There is one very powerful force that in my view will keep NoSql alive and well for years to come and that is the power of developers. The genie is out of the bottle and all the nuclear fusion combined in the world cannot put it back in there. Speaking from personal experience as a Developer/DBA, I know that developers hate roadblocks. Once they start on something they like to continue working. To get them away from what they are deeply involved in is like taking a pacifier from a baby. For the first time in history, they can get on their generally free and open source bikes and run without the hassle of calling the DBA’s to open the gates for them every 40 miles. NoSql pushed the Database inside the developers’ world and they love it! Is it good for the industry? Perhaps not, but it might just create millions of programming jobs. After all, somebody has to untangle the convoluted code (not to the fault of developers) left behind. Separation of Database and code, as painful as it might be for developers is a necessity. It establishes checks and balances. According to Google’s paper, they have taken those factors into account. Google F1 is a developer friendly Database. Hopefully the trend will continue.

From Google:

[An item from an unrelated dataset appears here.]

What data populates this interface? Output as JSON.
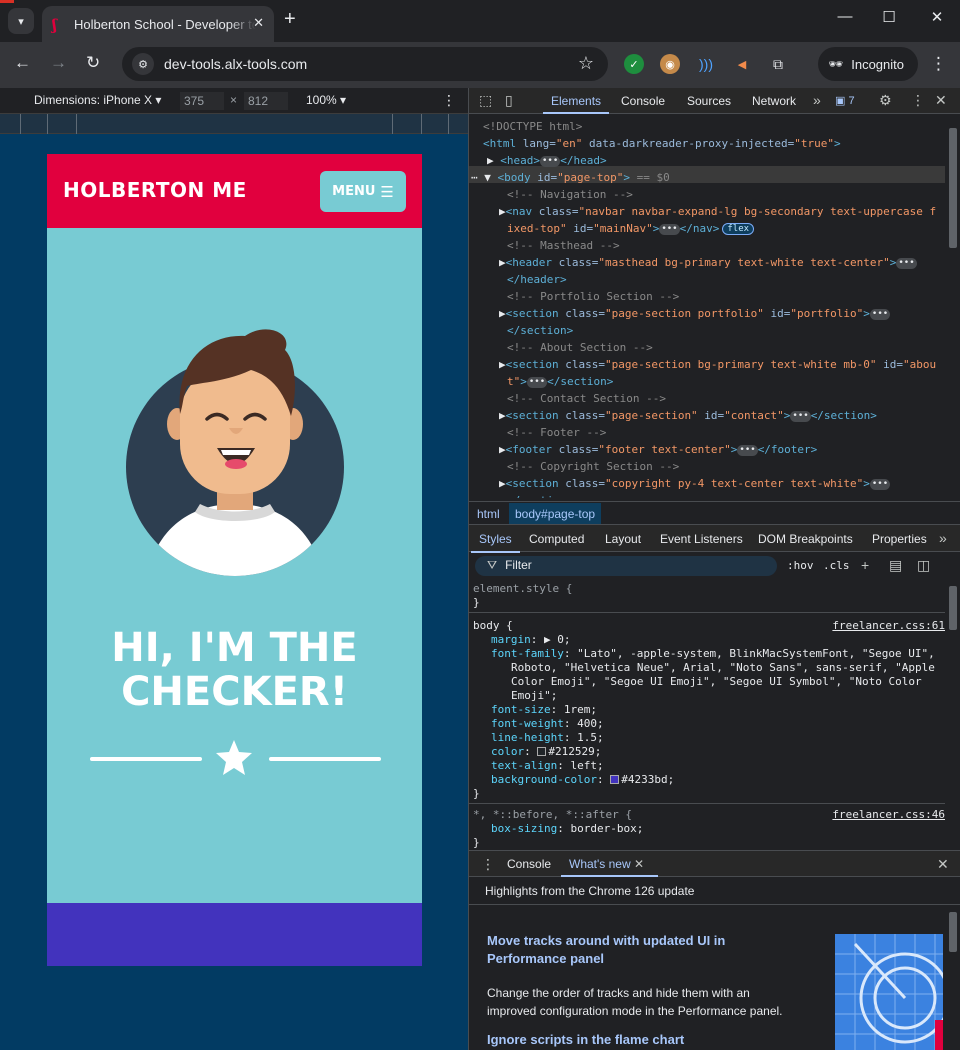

F1 is a distributed relational database system built at
Google to support the AdWords business. F1 is a hybrid
database that combines high availability, the scalability of
NoSQL systems like Bigtable, and the consistency and us-
ability of traditional SQL databases. F1 is built on Span-
ner, which provides synchronous cross-datacenter replica-
tion and strong consistency. Synchronous replication im-
plies higher commit latency, but we mitigate that latency
by using a hierarchical schema model with structured data
types and through smart application design. F1 also in-
cludes a fully functional distributed SQL query engine and
automatic change tracking and publishing.